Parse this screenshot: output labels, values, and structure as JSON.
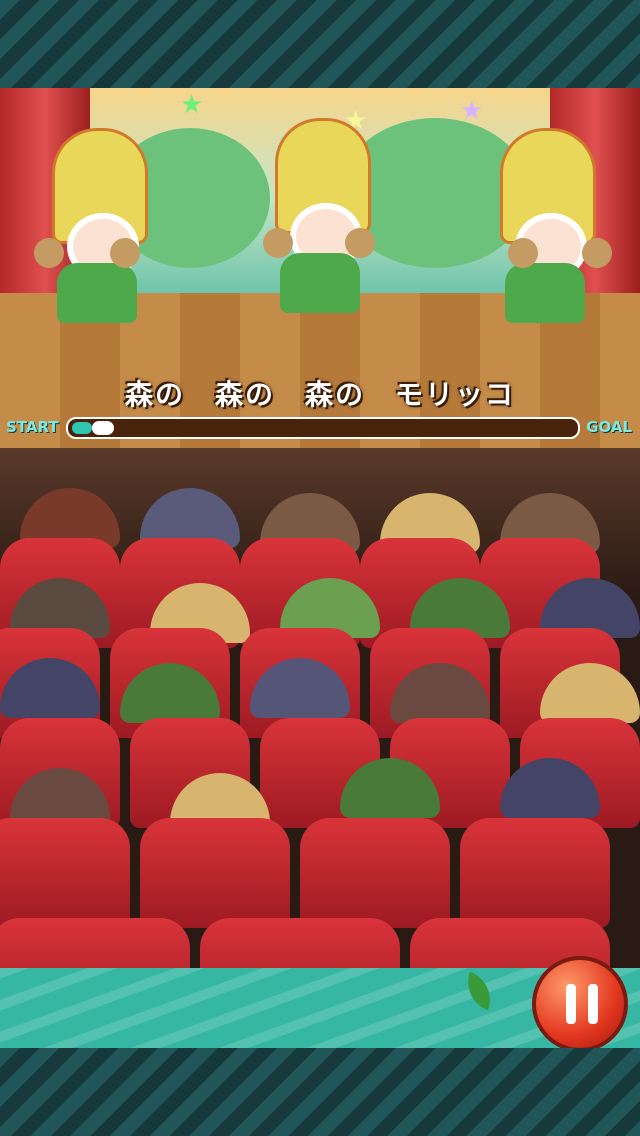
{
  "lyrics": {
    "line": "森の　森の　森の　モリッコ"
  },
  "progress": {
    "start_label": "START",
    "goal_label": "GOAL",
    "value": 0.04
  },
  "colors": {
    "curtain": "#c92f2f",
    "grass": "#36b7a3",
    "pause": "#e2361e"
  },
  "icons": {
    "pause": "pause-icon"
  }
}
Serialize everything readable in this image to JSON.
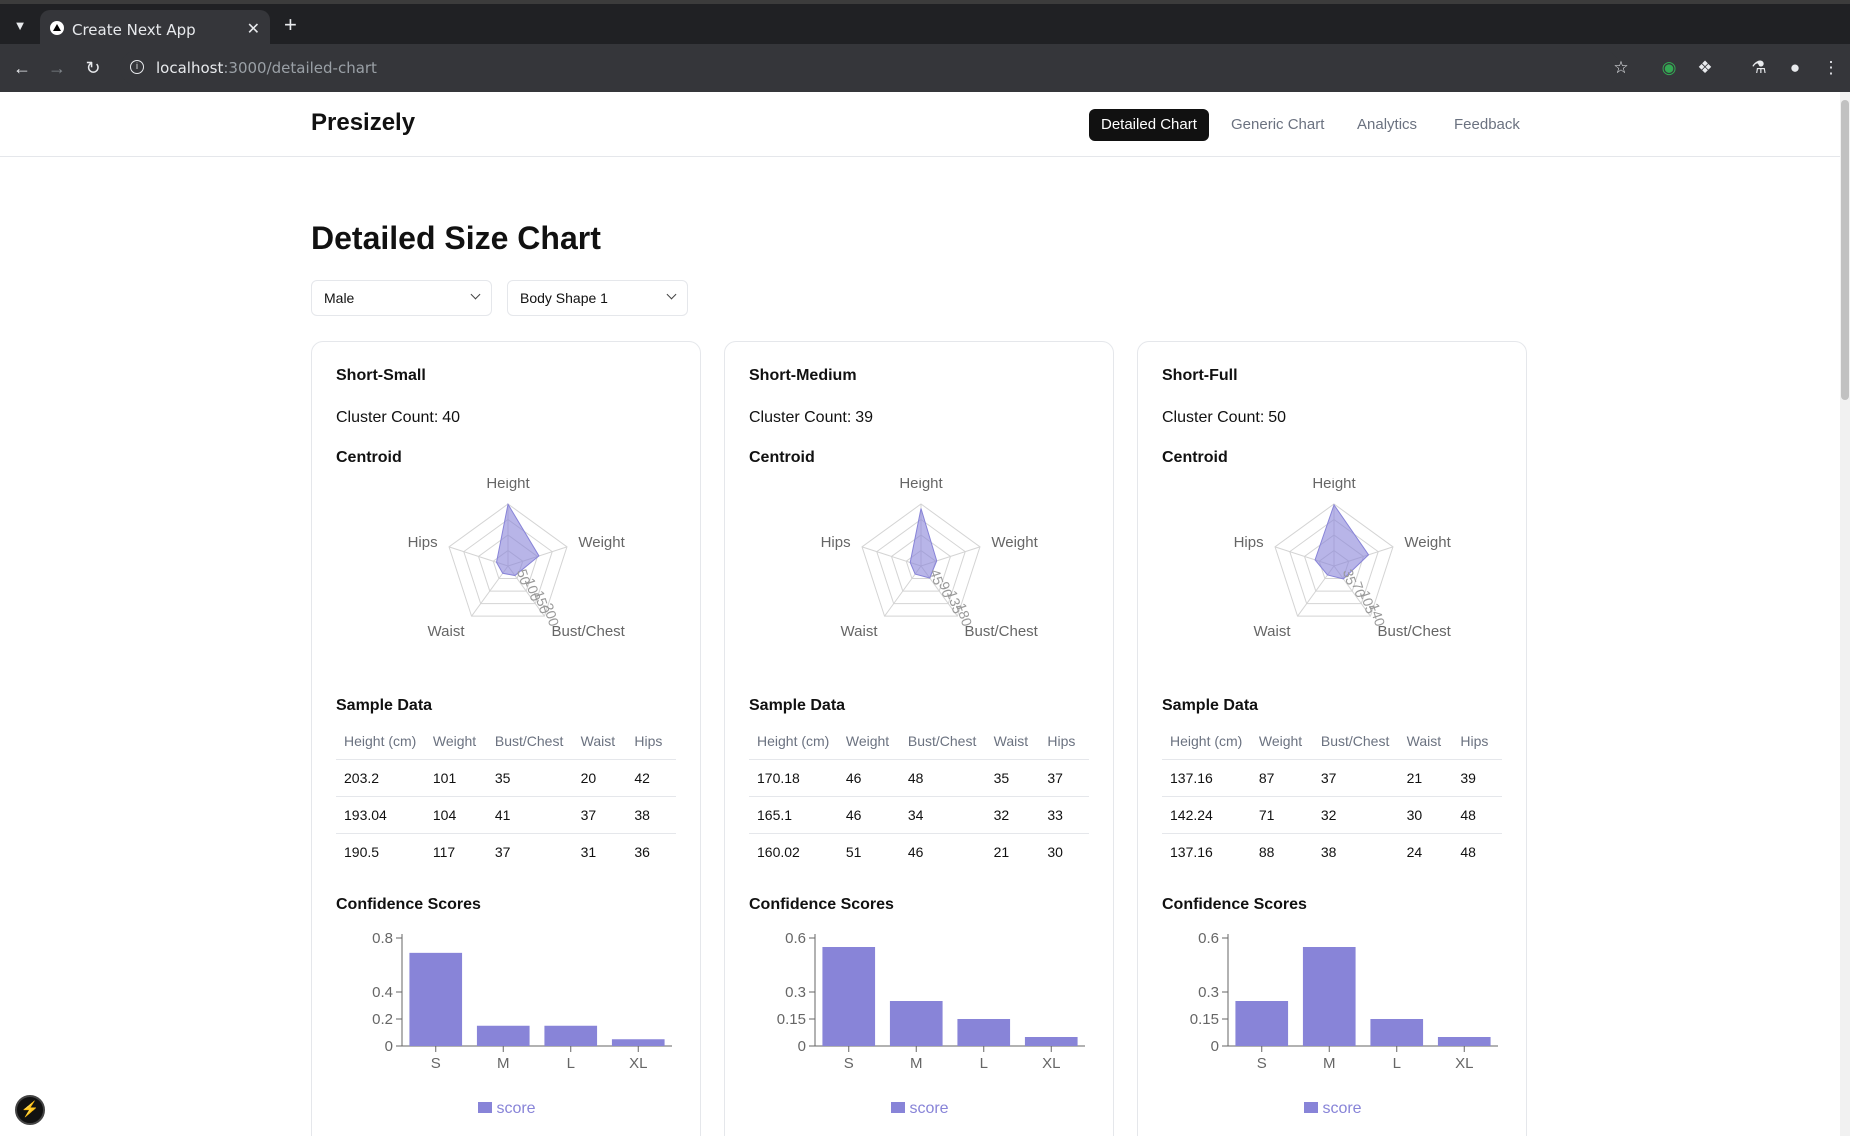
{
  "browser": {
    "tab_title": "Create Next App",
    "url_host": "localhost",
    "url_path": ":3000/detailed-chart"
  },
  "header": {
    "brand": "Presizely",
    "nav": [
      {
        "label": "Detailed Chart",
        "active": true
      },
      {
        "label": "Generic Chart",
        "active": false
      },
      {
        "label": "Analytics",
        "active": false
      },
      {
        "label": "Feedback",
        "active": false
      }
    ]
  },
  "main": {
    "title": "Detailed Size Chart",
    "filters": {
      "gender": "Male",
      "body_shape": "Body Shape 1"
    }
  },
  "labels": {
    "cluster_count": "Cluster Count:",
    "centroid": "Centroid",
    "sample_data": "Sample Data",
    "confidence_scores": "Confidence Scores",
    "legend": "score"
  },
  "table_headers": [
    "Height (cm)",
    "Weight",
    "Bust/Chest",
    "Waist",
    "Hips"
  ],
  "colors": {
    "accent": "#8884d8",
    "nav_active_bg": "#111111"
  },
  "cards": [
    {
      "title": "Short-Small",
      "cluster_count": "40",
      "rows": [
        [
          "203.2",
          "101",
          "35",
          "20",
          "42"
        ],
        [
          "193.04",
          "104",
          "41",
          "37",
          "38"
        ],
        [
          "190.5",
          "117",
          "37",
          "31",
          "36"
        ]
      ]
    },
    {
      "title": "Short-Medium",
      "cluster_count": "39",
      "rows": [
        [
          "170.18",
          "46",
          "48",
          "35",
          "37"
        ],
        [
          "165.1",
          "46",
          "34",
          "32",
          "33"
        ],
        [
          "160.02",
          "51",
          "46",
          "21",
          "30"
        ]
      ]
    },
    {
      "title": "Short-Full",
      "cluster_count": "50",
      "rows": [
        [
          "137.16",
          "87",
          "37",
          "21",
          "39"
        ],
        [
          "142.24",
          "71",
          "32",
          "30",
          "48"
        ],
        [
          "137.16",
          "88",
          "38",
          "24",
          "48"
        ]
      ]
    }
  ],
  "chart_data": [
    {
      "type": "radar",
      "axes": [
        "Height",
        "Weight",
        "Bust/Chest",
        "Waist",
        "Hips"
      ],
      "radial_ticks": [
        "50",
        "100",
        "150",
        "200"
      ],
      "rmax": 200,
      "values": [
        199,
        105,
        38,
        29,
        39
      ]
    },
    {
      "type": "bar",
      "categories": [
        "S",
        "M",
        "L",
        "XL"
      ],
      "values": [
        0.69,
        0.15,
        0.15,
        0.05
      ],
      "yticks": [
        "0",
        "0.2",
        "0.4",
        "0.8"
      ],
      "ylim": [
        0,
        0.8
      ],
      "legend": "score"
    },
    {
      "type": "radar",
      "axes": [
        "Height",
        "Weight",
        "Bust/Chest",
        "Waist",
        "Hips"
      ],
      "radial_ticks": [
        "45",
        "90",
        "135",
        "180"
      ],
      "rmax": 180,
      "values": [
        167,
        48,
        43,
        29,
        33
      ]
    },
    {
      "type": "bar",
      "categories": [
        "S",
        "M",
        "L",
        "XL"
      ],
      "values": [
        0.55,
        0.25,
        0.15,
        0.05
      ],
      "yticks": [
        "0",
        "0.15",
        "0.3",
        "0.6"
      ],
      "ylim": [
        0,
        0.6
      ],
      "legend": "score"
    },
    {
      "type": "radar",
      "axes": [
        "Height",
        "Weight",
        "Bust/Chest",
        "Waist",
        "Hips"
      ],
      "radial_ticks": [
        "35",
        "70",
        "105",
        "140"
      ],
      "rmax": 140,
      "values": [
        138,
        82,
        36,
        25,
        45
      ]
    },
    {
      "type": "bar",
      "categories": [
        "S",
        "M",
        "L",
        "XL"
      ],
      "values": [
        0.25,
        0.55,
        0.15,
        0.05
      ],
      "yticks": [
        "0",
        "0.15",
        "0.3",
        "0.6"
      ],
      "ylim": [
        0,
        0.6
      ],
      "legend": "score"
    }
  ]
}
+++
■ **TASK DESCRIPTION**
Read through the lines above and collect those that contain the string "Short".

■ **RESPONSE**
      "title": "Short-Small",
      "title": "Short-Medium",
      "title": "Short-Full",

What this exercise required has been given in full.